> ASSIGNMENT:
Would you write the data out once more, exactly as it is?

> EXCERPTED DATA:

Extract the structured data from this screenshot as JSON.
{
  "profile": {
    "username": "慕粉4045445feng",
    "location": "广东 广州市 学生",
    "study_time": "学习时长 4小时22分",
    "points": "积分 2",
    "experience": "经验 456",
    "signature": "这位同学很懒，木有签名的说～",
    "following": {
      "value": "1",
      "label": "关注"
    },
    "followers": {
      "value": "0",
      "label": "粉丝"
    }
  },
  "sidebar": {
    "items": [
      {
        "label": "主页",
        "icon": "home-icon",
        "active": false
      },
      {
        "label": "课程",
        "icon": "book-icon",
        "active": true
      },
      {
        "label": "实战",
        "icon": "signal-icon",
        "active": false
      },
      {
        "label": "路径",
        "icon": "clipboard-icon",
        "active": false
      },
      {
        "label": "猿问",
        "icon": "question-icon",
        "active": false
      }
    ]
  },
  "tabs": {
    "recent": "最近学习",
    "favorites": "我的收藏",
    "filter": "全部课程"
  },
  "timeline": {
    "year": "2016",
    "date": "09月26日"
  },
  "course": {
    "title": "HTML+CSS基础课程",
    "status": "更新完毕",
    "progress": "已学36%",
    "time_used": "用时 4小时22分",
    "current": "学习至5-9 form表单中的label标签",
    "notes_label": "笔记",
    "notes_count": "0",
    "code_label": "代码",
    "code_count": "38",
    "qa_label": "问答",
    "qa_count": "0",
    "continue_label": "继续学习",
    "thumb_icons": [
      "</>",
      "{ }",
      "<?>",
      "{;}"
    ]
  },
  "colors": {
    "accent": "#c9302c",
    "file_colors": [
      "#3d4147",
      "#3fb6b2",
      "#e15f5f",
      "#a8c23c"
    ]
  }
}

> ANSWER TO THIS TASK:
Extract the structured data from this screenshot as JSON.
{
  "profile": {
    "username": "慕粉4045445feng",
    "location": "广东 广州市 学生",
    "study_time": "学习时长 4小时22分",
    "points": "积分 2",
    "experience": "经验 456",
    "signature": "这位同学很懒，木有签名的说～",
    "following": {
      "value": "1",
      "label": "关注"
    },
    "followers": {
      "value": "0",
      "label": "粉丝"
    }
  },
  "sidebar": {
    "items": [
      {
        "label": "主页",
        "icon": "home-icon",
        "active": false
      },
      {
        "label": "课程",
        "icon": "book-icon",
        "active": true
      },
      {
        "label": "实战",
        "icon": "signal-icon",
        "active": false
      },
      {
        "label": "路径",
        "icon": "clipboard-icon",
        "active": false
      },
      {
        "label": "猿问",
        "icon": "question-icon",
        "active": false
      }
    ]
  },
  "tabs": {
    "recent": "最近学习",
    "favorites": "我的收藏",
    "filter": "全部课程"
  },
  "timeline": {
    "year": "2016",
    "date": "09月26日"
  },
  "course": {
    "title": "HTML+CSS基础课程",
    "status": "更新完毕",
    "progress": "已学36%",
    "time_used": "用时 4小时22分",
    "current": "学习至5-9 form表单中的label标签",
    "notes_label": "笔记",
    "notes_count": "0",
    "code_label": "代码",
    "code_count": "38",
    "qa_label": "问答",
    "qa_count": "0",
    "continue_label": "继续学习",
    "thumb_icons": [
      "</>",
      "{ }",
      "<?>",
      "{;}"
    ]
  },
  "colors": {
    "accent": "#c9302c",
    "file_colors": [
      "#3d4147",
      "#3fb6b2",
      "#e15f5f",
      "#a8c23c"
    ]
  }
}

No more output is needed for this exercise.